● **Work to be completed**
Each entry below must be written out exactly, with pictures left out.

● **Material for this exercise**
BEGIN

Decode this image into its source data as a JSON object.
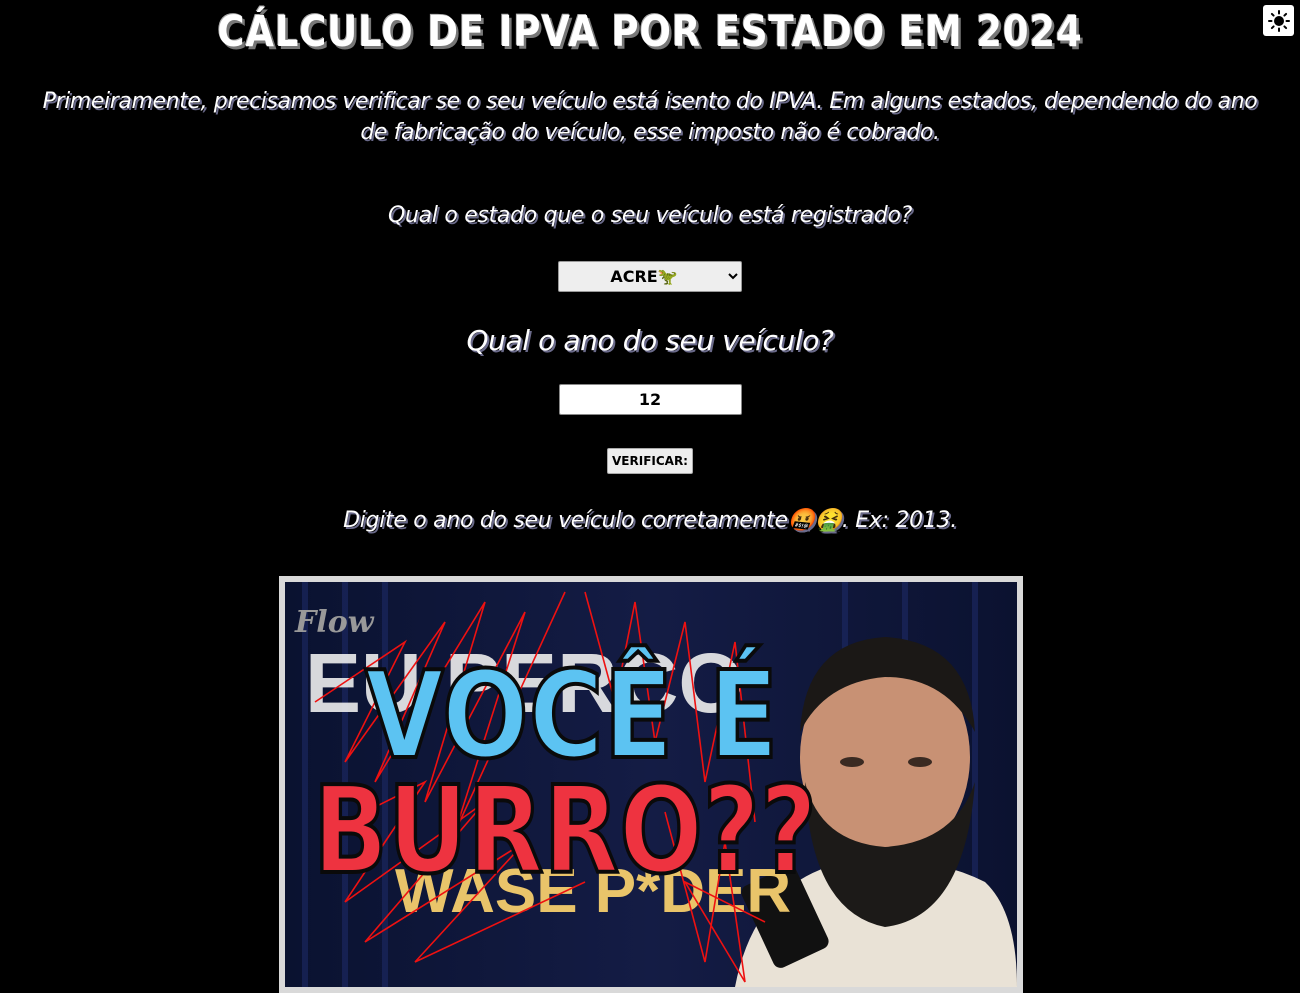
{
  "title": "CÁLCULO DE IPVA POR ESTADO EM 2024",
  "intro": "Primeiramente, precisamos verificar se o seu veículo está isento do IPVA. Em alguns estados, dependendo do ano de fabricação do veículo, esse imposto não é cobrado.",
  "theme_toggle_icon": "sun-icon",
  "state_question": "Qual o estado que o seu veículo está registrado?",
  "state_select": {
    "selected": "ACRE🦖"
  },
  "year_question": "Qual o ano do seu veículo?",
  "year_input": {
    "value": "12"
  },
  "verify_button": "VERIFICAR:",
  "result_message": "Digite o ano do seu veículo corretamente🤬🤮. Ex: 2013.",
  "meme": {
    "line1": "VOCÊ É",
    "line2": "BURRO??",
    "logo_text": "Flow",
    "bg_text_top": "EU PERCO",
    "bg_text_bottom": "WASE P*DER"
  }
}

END

● **Answer to this task**
Decode this image into its source data as a JSON object.
{
  "title": "CÁLCULO DE IPVA POR ESTADO EM 2024",
  "intro": "Primeiramente, precisamos verificar se o seu veículo está isento do IPVA. Em alguns estados, dependendo do ano de fabricação do veículo, esse imposto não é cobrado.",
  "theme_toggle_icon": "sun-icon",
  "state_question": "Qual o estado que o seu veículo está registrado?",
  "state_select": {
    "selected": "ACRE🦖"
  },
  "year_question": "Qual o ano do seu veículo?",
  "year_input": {
    "value": "12"
  },
  "verify_button": "VERIFICAR:",
  "result_message": "Digite o ano do seu veículo corretamente🤬🤮. Ex: 2013.",
  "meme": {
    "line1": "VOCÊ É",
    "line2": "BURRO??",
    "logo_text": "Flow",
    "bg_text_top": "EU PERCO",
    "bg_text_bottom": "WASE P*DER"
  }
}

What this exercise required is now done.